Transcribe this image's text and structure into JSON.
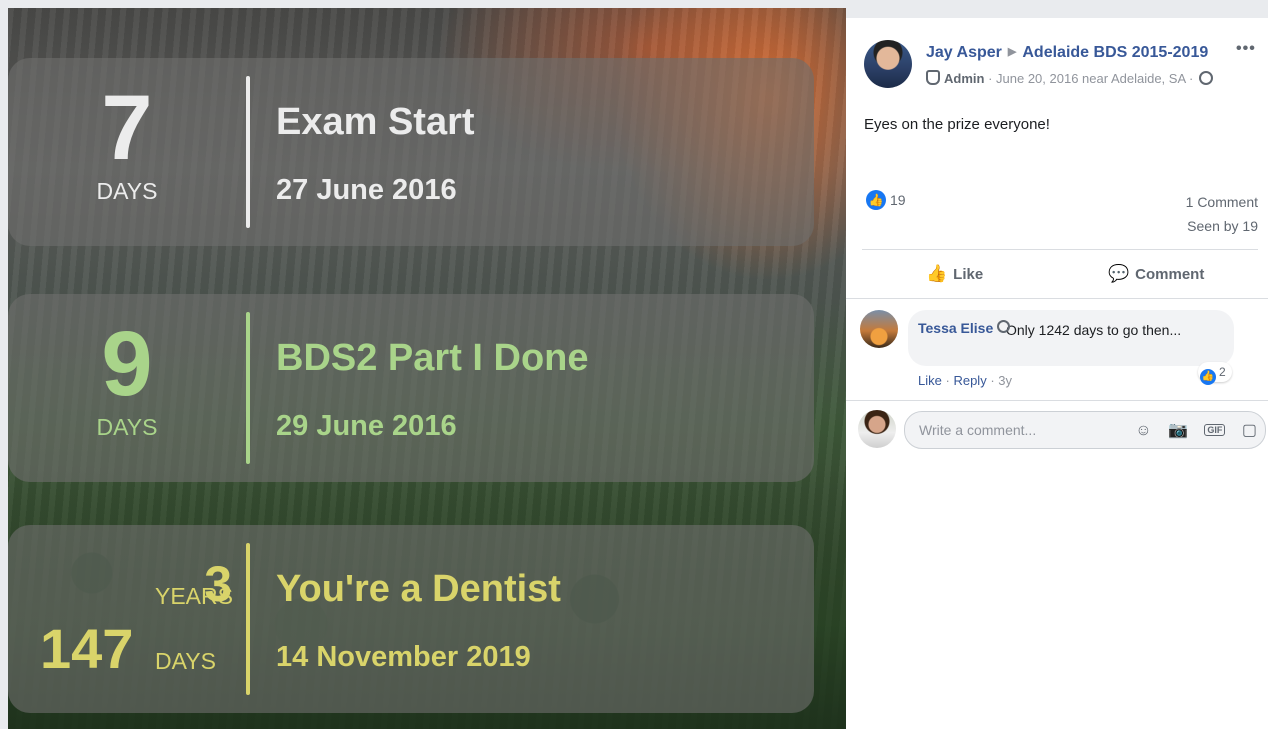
{
  "countdowns": [
    {
      "number": "7",
      "unit": "DAYS",
      "title": "Exam Start",
      "date": "27 June 2016",
      "color": "#ececec"
    },
    {
      "number": "9",
      "unit": "DAYS",
      "title": "BDS2 Part I Done",
      "date": "29 June 2016",
      "color": "#a9d48a"
    },
    {
      "years": "3",
      "years_unit": "YEARS",
      "days": "147",
      "days_unit": "DAYS",
      "title": "You're a Dentist",
      "date": "14 November 2019",
      "color": "#d9d46a"
    }
  ],
  "post": {
    "author": "Jay Asper",
    "group": "Adelaide BDS 2015-2019",
    "more": "•••",
    "role": "Admin",
    "meta": "· June 20, 2016 near Adelaide, SA ·",
    "message": "Eyes on the prize everyone!",
    "like_count": "19",
    "comment_count": "1 Comment",
    "seen": "Seen by 19",
    "like_label": "Like",
    "comment_label": "Comment"
  },
  "comment": {
    "name": "Tessa Elise",
    "text": "Only 1242 days to go then...",
    "reactions": "2",
    "like": "Like",
    "reply": "Reply",
    "age": "3y"
  },
  "composer": {
    "placeholder": "Write a comment..."
  }
}
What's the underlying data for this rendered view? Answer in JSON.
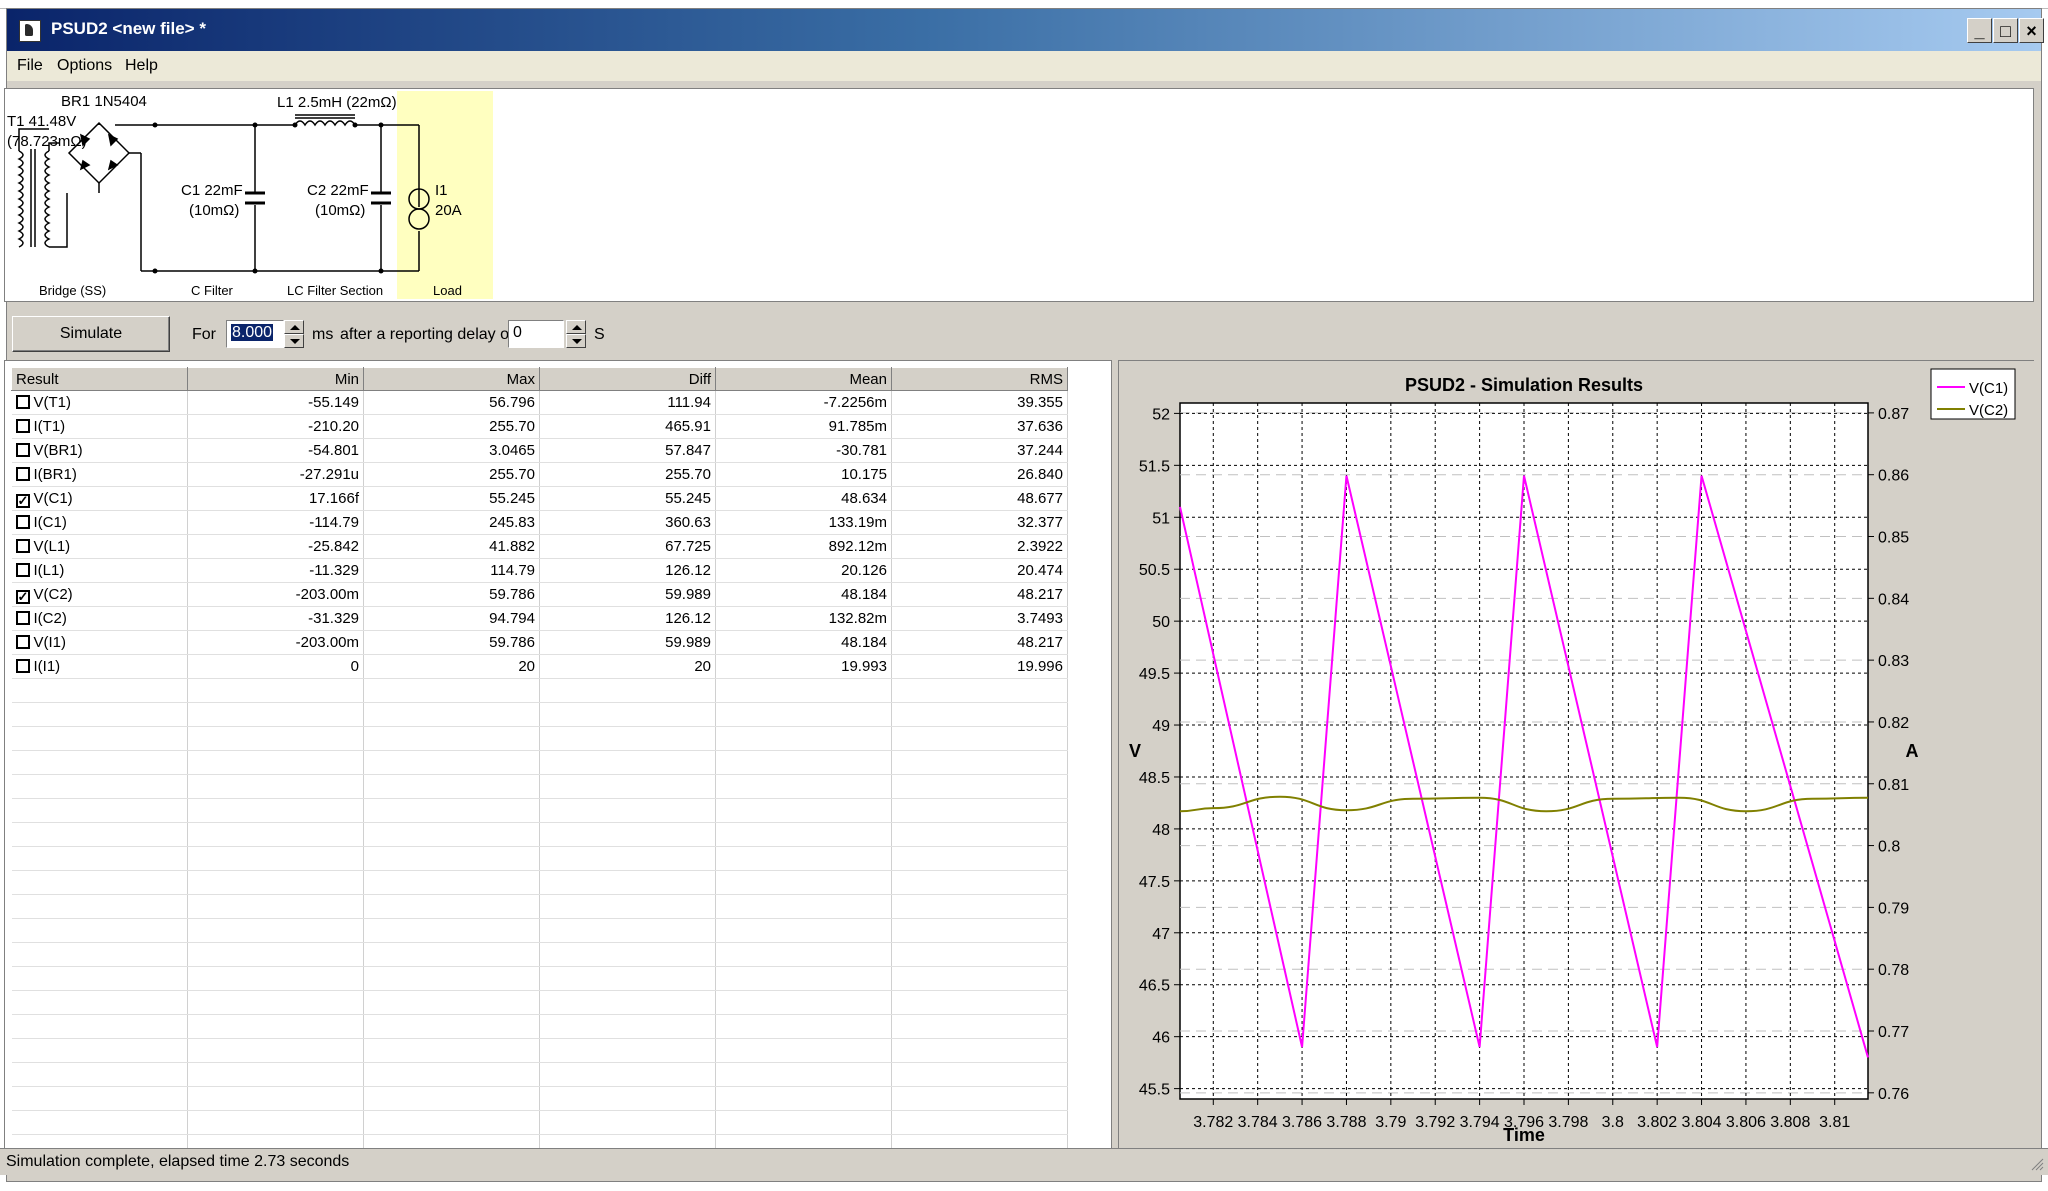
{
  "window": {
    "title": "PSUD2  <new file> *",
    "controls": {
      "minimize": "_",
      "maximize": "□",
      "close": "×"
    }
  },
  "menu": {
    "file": "File",
    "options": "Options",
    "help": "Help"
  },
  "schematic": {
    "bridge_label": "BR1 1N5404",
    "transformer_label": "T1 41.48V",
    "transformer_res": "(78.723mΩ)",
    "inductor_label": "L1 2.5mH (22mΩ)",
    "c1_label": "C1 22mF",
    "c1_res": "(10mΩ)",
    "c2_label": "C2 22mF",
    "c2_res": "(10mΩ)",
    "load_label": "I1",
    "load_value": "20A",
    "section_bridge": "Bridge (SS)",
    "section_cfilter": "C Filter",
    "section_lcfilter": "LC Filter Section",
    "section_load": "Load"
  },
  "controls": {
    "simulate_button": "Simulate",
    "for_label": "For",
    "duration_value": "8.000",
    "duration_unit": "ms",
    "delay_label": "after a reporting delay of",
    "delay_value": "0",
    "delay_unit": "S"
  },
  "results": {
    "columns": [
      "Result",
      "Min",
      "Max",
      "Diff",
      "Mean",
      "RMS"
    ],
    "rows": [
      {
        "name": "V(T1)",
        "checked": false,
        "min": "-55.149",
        "max": "56.796",
        "diff": "111.94",
        "mean": "-7.2256m",
        "rms": "39.355"
      },
      {
        "name": "I(T1)",
        "checked": false,
        "min": "-210.20",
        "max": "255.70",
        "diff": "465.91",
        "mean": "91.785m",
        "rms": "37.636"
      },
      {
        "name": "V(BR1)",
        "checked": false,
        "min": "-54.801",
        "max": "3.0465",
        "diff": "57.847",
        "mean": "-30.781",
        "rms": "37.244"
      },
      {
        "name": "I(BR1)",
        "checked": false,
        "min": "-27.291u",
        "max": "255.70",
        "diff": "255.70",
        "mean": "10.175",
        "rms": "26.840"
      },
      {
        "name": "V(C1)",
        "checked": true,
        "min": "17.166f",
        "max": "55.245",
        "diff": "55.245",
        "mean": "48.634",
        "rms": "48.677"
      },
      {
        "name": "I(C1)",
        "checked": false,
        "min": "-114.79",
        "max": "245.83",
        "diff": "360.63",
        "mean": "133.19m",
        "rms": "32.377"
      },
      {
        "name": "V(L1)",
        "checked": false,
        "min": "-25.842",
        "max": "41.882",
        "diff": "67.725",
        "mean": "892.12m",
        "rms": "2.3922"
      },
      {
        "name": "I(L1)",
        "checked": false,
        "min": "-11.329",
        "max": "114.79",
        "diff": "126.12",
        "mean": "20.126",
        "rms": "20.474"
      },
      {
        "name": "V(C2)",
        "checked": true,
        "min": "-203.00m",
        "max": "59.786",
        "diff": "59.989",
        "mean": "48.184",
        "rms": "48.217"
      },
      {
        "name": "I(C2)",
        "checked": false,
        "min": "-31.329",
        "max": "94.794",
        "diff": "126.12",
        "mean": "132.82m",
        "rms": "3.7493"
      },
      {
        "name": "V(I1)",
        "checked": false,
        "min": "-203.00m",
        "max": "59.786",
        "diff": "59.989",
        "mean": "48.184",
        "rms": "48.217"
      },
      {
        "name": "I(I1)",
        "checked": false,
        "min": "0",
        "max": "20",
        "diff": "20",
        "mean": "19.993",
        "rms": "19.996"
      }
    ]
  },
  "chart_data": {
    "type": "line",
    "title": "PSUD2 - Simulation Results",
    "xlabel": "Time",
    "ylabel": "V",
    "ylabel_right": "A",
    "xlim": [
      3.7805,
      3.8115
    ],
    "ylim": [
      45.4,
      52.1
    ],
    "ylim_right": [
      0.759,
      0.8716
    ],
    "xticks": [
      "3.782",
      "3.784",
      "3.786",
      "3.788",
      "3.79",
      "3.792",
      "3.794",
      "3.796",
      "3.798",
      "3.8",
      "3.802",
      "3.804",
      "3.806",
      "3.808",
      "3.81"
    ],
    "yticks": [
      "52",
      "51.5",
      "51",
      "50.5",
      "50",
      "49.5",
      "49",
      "48.5",
      "48",
      "47.5",
      "47",
      "46.5",
      "46",
      "45.5"
    ],
    "yticks_right": [
      "0.87",
      "0.86",
      "0.85",
      "0.84",
      "0.83",
      "0.82",
      "0.81",
      "0.8",
      "0.79",
      "0.78",
      "0.77",
      "0.76"
    ],
    "grid": true,
    "legend_position": "outside-right-top",
    "series": [
      {
        "name": "V(C1)",
        "color": "#ff00ff",
        "x": [
          3.7805,
          3.786,
          3.788,
          3.794,
          3.796,
          3.802,
          3.804,
          3.8115
        ],
        "y": [
          51.1,
          45.9,
          51.4,
          45.9,
          51.4,
          45.9,
          51.4,
          45.8
        ]
      },
      {
        "name": "V(C2)",
        "color": "#808000",
        "x": [
          3.7805,
          3.782,
          3.785,
          3.788,
          3.791,
          3.794,
          3.797,
          3.8,
          3.803,
          3.806,
          3.809,
          3.8115
        ],
        "y": [
          48.17,
          48.2,
          48.31,
          48.18,
          48.29,
          48.3,
          48.17,
          48.29,
          48.3,
          48.17,
          48.29,
          48.3
        ]
      }
    ]
  },
  "status": {
    "text": "Simulation complete, elapsed time 2.73 seconds"
  }
}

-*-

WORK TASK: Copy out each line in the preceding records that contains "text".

RESPONSE TO THIS EXERCISE:
Transcribe this image's text and structure into JSON.
    "text": "Only 1242 days to go then...",
    "text": "Simulation complete, elapsed time 2.73 seconds"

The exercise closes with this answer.